When the government realized that it would not be able to include such a ban into an act so easily, it tried to implement a ban of the headscarf in an agreement between the federal government and Austria's nine counties. Very soon, the government declared that the counties would only get federal funds if they agree to implement the ban. Obviously, not all governors, even from among the People's Party, agreed to this and questioned if such an agreement would be reconcilable with constitutionally guaranteed freedom of religion. But since both government parties have invested in spreading Islamophobia for the mobilization of their electorate in the last national elections, both parties must keep their promise by being tough on Muslims.
Hence, the government just recently proclaimed that all counties agreed to the federal government's proposal, which allocates budget to financing kindergartens, while also banning the hijab for children in kindergarten. While Vienna, which is governed by the Social Democrats, just declared that no agreement was made with them, the minister of family affairs (from the ÖVP) repeated her ideological position that "every single hijab is a hijab too much." With this patronizing attitude, the female minister made her stance clear. According to the agreement, the federal government will implement financial cuts for those kindergartens that do not abide by a "catalog of values," which among others contains the hijab ban.

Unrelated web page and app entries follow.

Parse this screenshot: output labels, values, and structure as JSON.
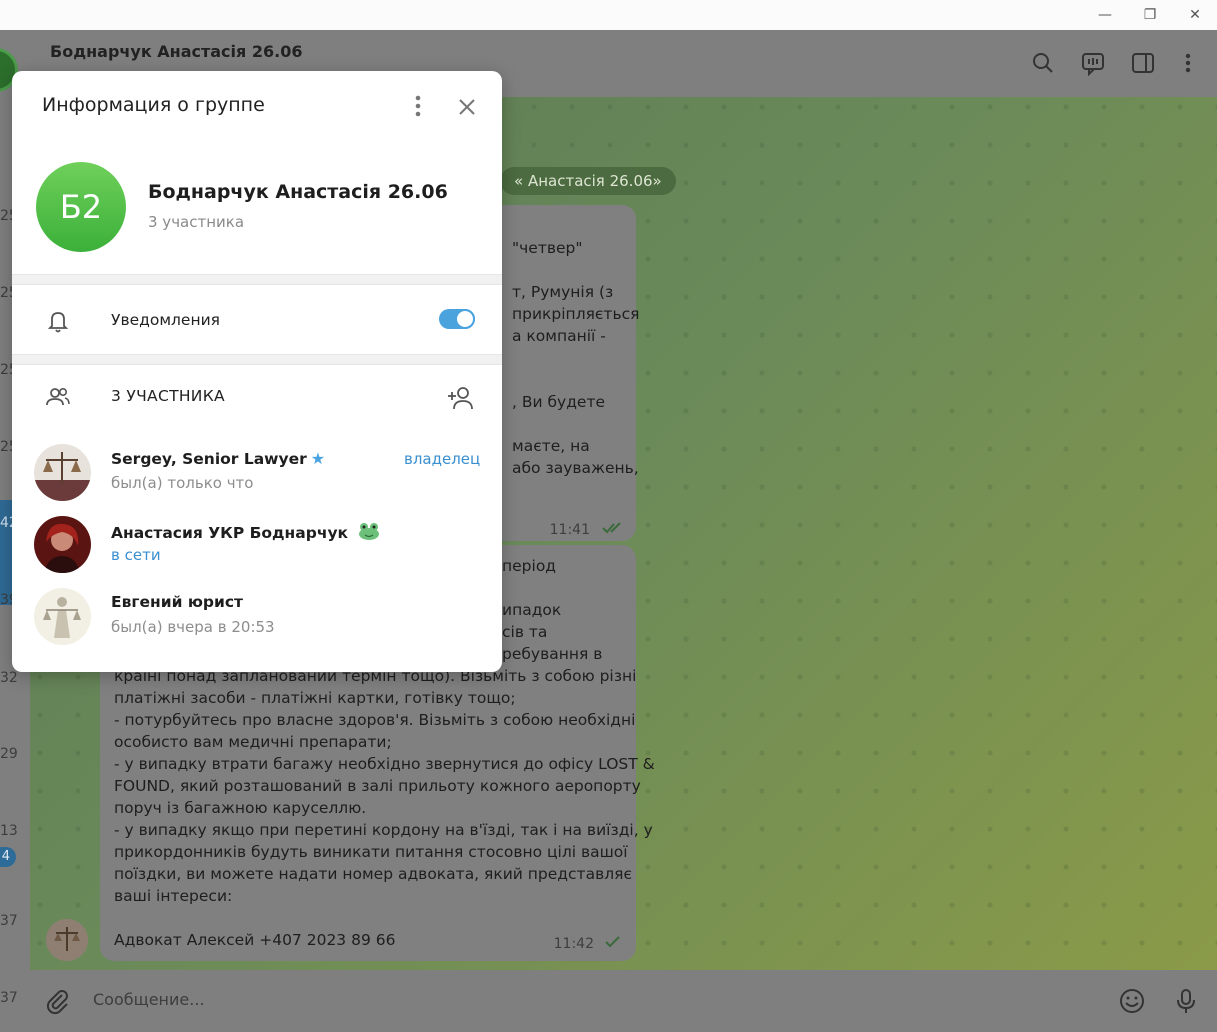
{
  "window": {
    "minimize": "—",
    "maximize": "❐",
    "close": "✕"
  },
  "chat_list_strip": {
    "numbers": [
      "25",
      "25",
      "25",
      "25",
      "42",
      "39",
      "32",
      "29",
      "13",
      "37",
      "37"
    ],
    "badge": "4"
  },
  "chat_header": {
    "title": "Боднарчук Анастасія 26.06"
  },
  "chat": {
    "date_chip": "« Анастасія 26.06»",
    "message1": {
      "lines": [
        "\"четвер\"",
        "",
        "т, Румунія (з",
        "прикріпляється",
        "а компанії -",
        "",
        "",
        ", Ви будете",
        "",
        "маєте, на",
        "або зауважень,"
      ],
      "time": "11:41"
    },
    "message2": {
      "lines": [
        "період",
        "",
        "ипадок",
        "сів та",
        "ребування в",
        "країні понад запланований термін тощо). Візьміть з собою різні",
        "платіжні засоби - платіжні картки, готівку тощо;",
        "- потурбуйтесь про власне здоров'я. Візьміть з собою необхідні",
        "особисто вам медичні препарати;",
        "- у випадку втрати багажу необхідно звернутися до офісу LOST &",
        "FOUND, який розташований в залі прильоту кожного аеропорту",
        "поруч із багажною каруселлю.",
        "- у випадку якщо при перетині кордону на в'їзді, так і на виїзді, у",
        "прикордонників будуть виникати питання стосовно цілі вашої",
        "поїздки, ви можете надати номер адвоката, який представляє",
        "ваші інтереси:",
        "",
        "Адвокат Алексей +407 2023 89 66"
      ],
      "time": "11:42"
    }
  },
  "composer": {
    "placeholder": "Сообщение..."
  },
  "group_info": {
    "title": "Информация о группе",
    "avatar_initials": "Б2",
    "avatar_color": "#4fbf45",
    "name": "Боднарчук Анастасія 26.06",
    "subtitle": "3 участника",
    "notifications_label": "Уведомления",
    "notifications_enabled": true,
    "members_header": "3 УЧАСТНИКА",
    "members": [
      {
        "name": "Sergey, Senior Lawyer",
        "status": "был(а) только что",
        "role": "владелец",
        "verified_icon": "star-icon"
      },
      {
        "name": "Анастасия УКР Боднарчук",
        "status": "в сети",
        "emoji_icon": "frog-icon"
      },
      {
        "name": "Евгений юрист",
        "status": "был(а) вчера в 20:53"
      }
    ]
  },
  "colors": {
    "accent": "#4ba3dd",
    "online": "#3a8fd1",
    "chat_bubble": "#808080"
  }
}
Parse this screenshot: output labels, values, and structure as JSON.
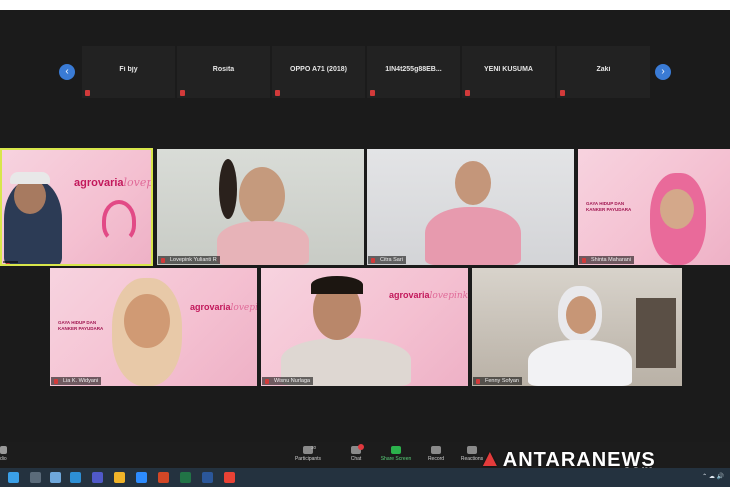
{
  "strip": {
    "prev_icon": "chevron-left-icon",
    "next_icon": "chevron-right-icon",
    "participants": [
      "Fi bjy",
      "Rosita",
      "OPPO A71 (2018)",
      "1IN4t255g88EB...",
      "YENI KUSUMA",
      "Zaki"
    ]
  },
  "video": {
    "presenter_brand": "agrovaria",
    "brand_suffix": "lovepink",
    "tagline_1": "GAYA HIDUP DAN",
    "tagline_2": "KANKER PAYUDARA",
    "tiles": [
      {
        "name": ""
      },
      {
        "name": "Lovepink Yulianti R"
      },
      {
        "name": "Citra Sari"
      },
      {
        "name": "Shinta Maharani"
      },
      {
        "name": "Lia K. Widyani"
      },
      {
        "name": "Wisnu Nurlaga"
      },
      {
        "name": "Fenny Sofyan"
      }
    ]
  },
  "toolbar": {
    "audio_label": "dio",
    "participants_label": "Participants",
    "participants_count": "30",
    "chat_label": "Chat",
    "share_label": "Share Screen",
    "record_label": "Record",
    "reactions_label": "Reactions"
  },
  "watermark": {
    "text": "ANTARANEWS",
    "suffix": ".com"
  },
  "colors": {
    "accent_pink": "#e24a86",
    "share_green": "#2bb24c",
    "nav_blue": "#3a7bd5"
  }
}
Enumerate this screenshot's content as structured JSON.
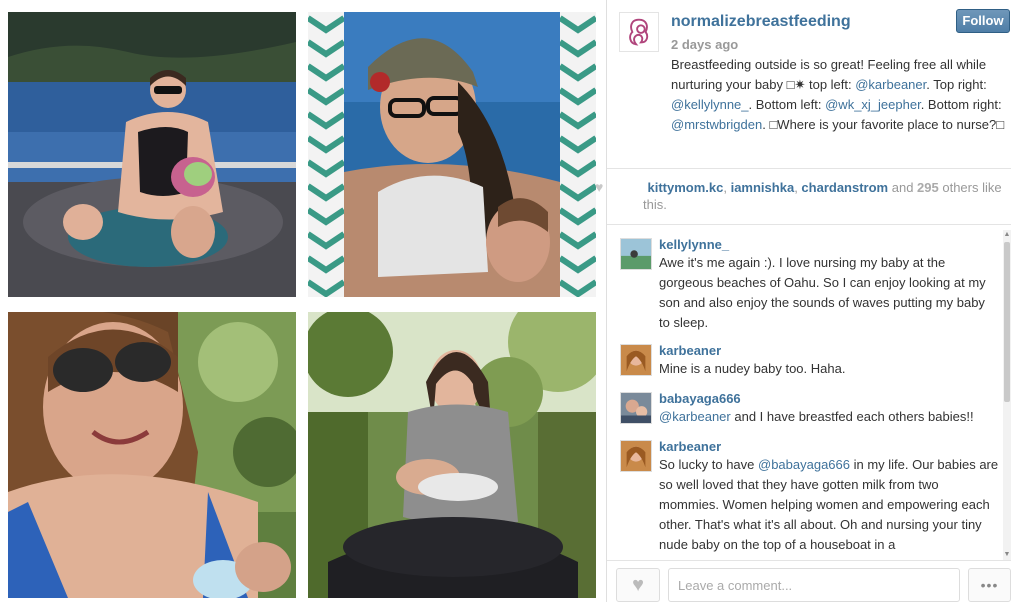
{
  "post": {
    "owner": "normalizebreastfeeding",
    "time": "2 days ago",
    "follow_label": "Follow",
    "caption_parts": [
      {
        "text": "Breastfeeding outside is so great! Feeling free all while nurturing your baby ",
        "tag": false
      },
      {
        "text": "□✷ top left: ",
        "tag": false
      },
      {
        "text": "@karbeaner",
        "tag": true
      },
      {
        "text": ". Top right: ",
        "tag": false
      },
      {
        "text": "@kellylynne_",
        "tag": true
      },
      {
        "text": ". Bottom left: ",
        "tag": false
      },
      {
        "text": "@wk_xj_jeepher",
        "tag": true
      },
      {
        "text": ". Bottom right: ",
        "tag": false
      },
      {
        "text": "@mrstwbrigden",
        "tag": true
      },
      {
        "text": ". □Where is your favorite place to nurse?□",
        "tag": false
      }
    ]
  },
  "likes": {
    "heart_icon": "heart-icon",
    "users": [
      "kittymom.kc",
      "iamnishka",
      "chardanstrom"
    ],
    "sep": ", ",
    "and": " and ",
    "count": "295",
    "suffix": " others like this."
  },
  "comments": [
    {
      "user": "kellylynne_",
      "parts": [
        {
          "text": "Awe it's me again :). I love nursing my baby at the gorgeous beaches of Oahu. So I can enjoy looking at my son and also enjoy the sounds of waves putting my baby to sleep.",
          "tag": false
        }
      ]
    },
    {
      "user": "karbeaner",
      "parts": [
        {
          "text": "Mine is a nudey baby too. Haha.",
          "tag": false
        }
      ]
    },
    {
      "user": "babayaga666",
      "parts": [
        {
          "text": "@karbeaner",
          "tag": true
        },
        {
          "text": " and I have breastfed each others babies!!",
          "tag": false
        }
      ]
    },
    {
      "user": "karbeaner",
      "parts": [
        {
          "text": "So lucky to have ",
          "tag": false
        },
        {
          "text": "@babayaga666",
          "tag": true
        },
        {
          "text": " in my life. Our babies are so well loved that they have gotten milk from two mommies. Women helping women and empowering each other. That's what it's all about. Oh and nursing your tiny nude baby on the top of a houseboat in a",
          "tag": false
        }
      ]
    }
  ],
  "footer": {
    "comment_placeholder": "Leave a comment...",
    "like_icon": "heart-icon",
    "more_label": "•••"
  },
  "colors": {
    "link": "#3f729b",
    "follow_button": "#517fa4",
    "muted": "#999999"
  }
}
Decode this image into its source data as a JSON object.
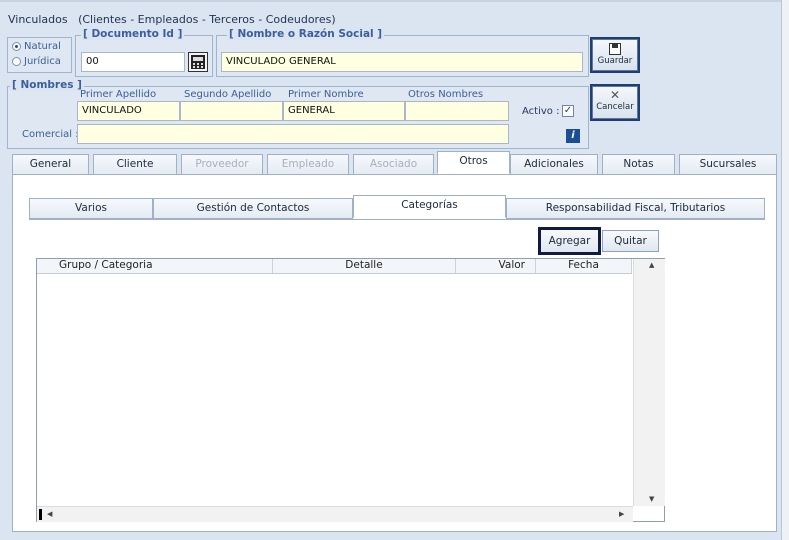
{
  "window": {
    "title": "Vinculados",
    "subtitle": "(Clientes - Empleados - Terceros - Codeudores)"
  },
  "person_type": {
    "options": [
      {
        "label": "Natural",
        "selected": true
      },
      {
        "label": "Jurídica",
        "selected": false
      }
    ]
  },
  "documento": {
    "legend": "[ Documento Id ]",
    "value": "00"
  },
  "razon_social": {
    "legend": "[ Nombre o Razón Social ]",
    "value": "VINCULADO GENERAL"
  },
  "nombres": {
    "legend": "[ Nombres ]",
    "primer_apellido_label": "Primer Apellido",
    "segundo_apellido_label": "Segundo Apellido",
    "primer_nombre_label": "Primer Nombre",
    "otros_nombres_label": "Otros Nombres",
    "primer_apellido": "VINCULADO",
    "segundo_apellido": "",
    "primer_nombre": "GENERAL",
    "otros_nombres": "",
    "activo_label": "Activo :",
    "activo_checked": true,
    "comercial_label": "Comercial :",
    "comercial": ""
  },
  "actions": {
    "save_label": "Guardar",
    "cancel_label": "Cancelar"
  },
  "main_tabs": [
    {
      "label": "General",
      "state": "normal"
    },
    {
      "label": "Cliente",
      "state": "normal"
    },
    {
      "label": "Proveedor",
      "state": "disabled"
    },
    {
      "label": "Empleado",
      "state": "disabled"
    },
    {
      "label": "Asociado",
      "state": "disabled"
    },
    {
      "label": "Otros",
      "state": "active"
    },
    {
      "label": "Adicionales",
      "state": "normal"
    },
    {
      "label": "Notas",
      "state": "normal"
    },
    {
      "label": "Sucursales",
      "state": "normal"
    }
  ],
  "sub_tabs": [
    {
      "label": "Varios",
      "state": "normal"
    },
    {
      "label": "Gestión de Contactos",
      "state": "normal"
    },
    {
      "label": "Categorías",
      "state": "active"
    },
    {
      "label": "Responsabilidad Fiscal, Tributarios",
      "state": "normal"
    }
  ],
  "categorias": {
    "add_label": "Agregar",
    "remove_label": "Quitar",
    "columns": [
      "Grupo / Categoria",
      "Detalle",
      "Valor",
      "Fecha"
    ],
    "rows": []
  },
  "colors": {
    "window_bg": "#dbe5f1",
    "legend_text": "#3a5f9a",
    "field_bg": "#ffffe1",
    "focus_border": "#111a44"
  }
}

Still, government representatives such as the leader of the right-wing party and vice-chancellor declared that this ban would not mean interference with a religion. This argument is not uttered for superficial reasons, but because the strategy aims to take the hijab out from the realm of religion in order not to violate the constitutionally guaranteed freedom of religion. Hence, the statement by Austria's official Muslim representatives – to include wearing the hijab at this age as a religious praxis, although not duty – will be central. With a strong Muslim leadership, the government may face another defeat in its proclamation to be tough on Muslims.